They Just Wanted to Look Each Other in the Face; THE DESPERATE WISH FOR SEPARATION THAT COST LADAN AND LALEH THEIR LIVES

Newspaper article The Evening Standard (London, England)

They Just Wanted to Look Each Other in the Face; THE DESPERATE WISH FOR SEPARATION THAT COST LADAN AND LALEH THEIR LIVES

Article excerpt

Byline: PATRICK SAWER

FROM the moment they opened their eyes, as one of them poignantly put it, the Bijani twins wanted to lead separate lives. Today they both died trying.

Though joined at the skull the Iranian sisters could not have been more different.

Ladan was outgoing, Laleh more introvert. Ladan wanted to be a lawyer, her sister a journalist.

Though they lived 29 years in as full a manner as possible for two people who could never leave one another's side, they failed in their ultimate ambition.

"We want to look each other in the face," said Laleh. "Without a mirror," added Ladan.

It was a dream that had long brought pain and tears.

One friend from their home city of Tehran recalled the pair, aged eight, trying to walk in opposite directions. "They cried because of the pain it caused," said the friend.

The sisters were born into a poor family of 11 children But they were raised by doctors in Tehran, their every move followed by the Iranian media and a fascinated public.
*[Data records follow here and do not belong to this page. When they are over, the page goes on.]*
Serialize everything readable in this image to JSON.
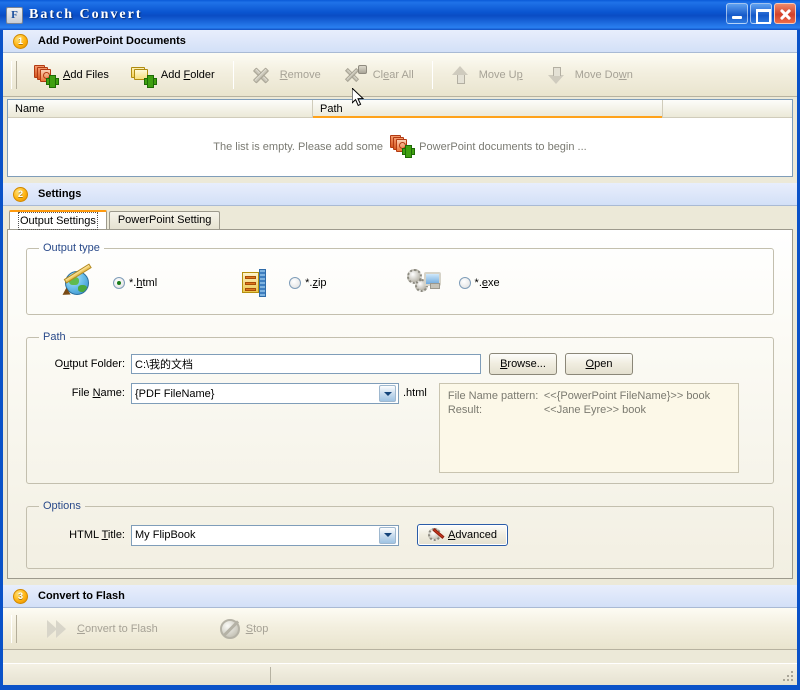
{
  "window": {
    "title": "Batch Convert",
    "icon_letter": "F",
    "buttons": {
      "minimize": "minimize-button",
      "maximize": "maximize-button",
      "close": "close-button"
    }
  },
  "step1": {
    "number": "1",
    "title": "Add PowerPoint Documents",
    "toolbar": [
      {
        "label": "Add Files",
        "icon": "add-files-icon",
        "disabled": false,
        "accel": "A"
      },
      {
        "label": "Add Folder",
        "icon": "add-folder-icon",
        "disabled": false,
        "accel": "F"
      },
      {
        "label": "Remove",
        "icon": "remove-icon",
        "disabled": true,
        "accel": "R"
      },
      {
        "label": "Clear All",
        "icon": "clear-all-icon",
        "disabled": true,
        "accel": "e"
      },
      {
        "label": "Move Up",
        "icon": "move-up-icon",
        "disabled": true,
        "accel": "p"
      },
      {
        "label": "Move Down",
        "icon": "move-down-icon",
        "disabled": true,
        "accel": "w"
      }
    ],
    "list": {
      "columns": [
        "Name",
        "Path"
      ],
      "empty_text_before": "The list is empty. Please add some",
      "empty_text_after": "PowerPoint documents to begin ...",
      "rows": []
    }
  },
  "step2": {
    "number": "2",
    "title": "Settings",
    "tabs": [
      {
        "label": "Output Settings",
        "active": true
      },
      {
        "label": "PowerPoint Setting",
        "active": false
      }
    ],
    "output_type": {
      "legend": "Output type",
      "options": [
        {
          "label": "*.html",
          "icon": "html-globe-icon",
          "selected": true
        },
        {
          "label": "*.zip",
          "icon": "zip-archive-icon",
          "selected": false
        },
        {
          "label": "*.exe",
          "icon": "exe-application-icon",
          "selected": false
        }
      ]
    },
    "path": {
      "legend": "Path",
      "output_folder_label": "Output Folder:",
      "output_folder_value": "C:\\我的文档",
      "browse_button": "Browse...",
      "open_button": "Open",
      "file_name_label": "File Name:",
      "file_name_value": "{PDF FileName}",
      "file_name_extension": ".html",
      "info": {
        "pattern_label": "File Name pattern:",
        "pattern_value": "<<{PowerPoint FileName}>> book",
        "result_label": "Result:",
        "result_value": "<<Jane Eyre>> book"
      }
    },
    "options": {
      "legend": "Options",
      "html_title_label": "HTML Title:",
      "html_title_value": "My FlipBook",
      "advanced_button": "Advanced"
    }
  },
  "step3": {
    "number": "3",
    "title": "Convert to Flash",
    "buttons": [
      {
        "label": "Convert to Flash",
        "icon": "convert-play-icon",
        "disabled": true
      },
      {
        "label": "Stop",
        "icon": "stop-icon",
        "disabled": true
      }
    ]
  },
  "statusbar": {
    "left": "",
    "right": ""
  },
  "colors": {
    "accent_orange": "#ffa21a",
    "title_blue": "#0a54cf",
    "panel": "#ece9d8",
    "step_bar": "#d3e0f7"
  }
}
Childhood brought more than the usual number of cuts and scrapes as they constantly fell over while playing. Their different interests brought conflict from an early age.

Ladan was talkative and enjoyed cooking, which Laleh, known as a quiet thinker, didn't. Instead she loved animals, which Ladan preferred to avoid.
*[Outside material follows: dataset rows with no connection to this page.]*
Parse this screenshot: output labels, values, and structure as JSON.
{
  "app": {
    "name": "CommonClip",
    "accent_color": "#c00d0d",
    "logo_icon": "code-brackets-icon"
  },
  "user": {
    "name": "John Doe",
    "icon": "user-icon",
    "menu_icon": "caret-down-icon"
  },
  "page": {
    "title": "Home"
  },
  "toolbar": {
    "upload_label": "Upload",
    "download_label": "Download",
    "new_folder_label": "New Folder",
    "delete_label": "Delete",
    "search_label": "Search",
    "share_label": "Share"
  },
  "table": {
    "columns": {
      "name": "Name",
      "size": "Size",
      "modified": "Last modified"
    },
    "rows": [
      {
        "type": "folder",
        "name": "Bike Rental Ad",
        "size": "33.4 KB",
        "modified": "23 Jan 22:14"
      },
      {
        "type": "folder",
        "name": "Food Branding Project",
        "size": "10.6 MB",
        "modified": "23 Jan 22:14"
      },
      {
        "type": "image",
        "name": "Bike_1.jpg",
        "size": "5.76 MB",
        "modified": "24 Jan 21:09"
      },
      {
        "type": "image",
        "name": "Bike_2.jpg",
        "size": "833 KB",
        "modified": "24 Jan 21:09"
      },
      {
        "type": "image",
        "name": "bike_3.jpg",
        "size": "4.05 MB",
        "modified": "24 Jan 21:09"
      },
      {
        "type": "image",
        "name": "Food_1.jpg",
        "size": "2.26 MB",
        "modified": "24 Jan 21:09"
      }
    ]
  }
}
Last month the sisters explained their overwhelming need to be separated, whatever the risks. "We have different ideas about our lives," Laleh said.

Ladan interrupted, laughing: "Actually, we are opposites. When we first opened our eyes to see the light, we wanted to be separated."

Such close attachment had some advantages. They cheated in school tests by whispering the answers to each other.

The Iranian authorities concluded it would be nearly impossible for the sisters to compete individually in university entrance exams. In the end it granted them a joint scholarship to study law at Tehran University in 1994. …

Search by... Author
Show... All Results Primary Sources Peer-reviewed

Oops!

An unknown error has occurred. Please click the button below to reload the page. If the problem persists, please try again in a little while.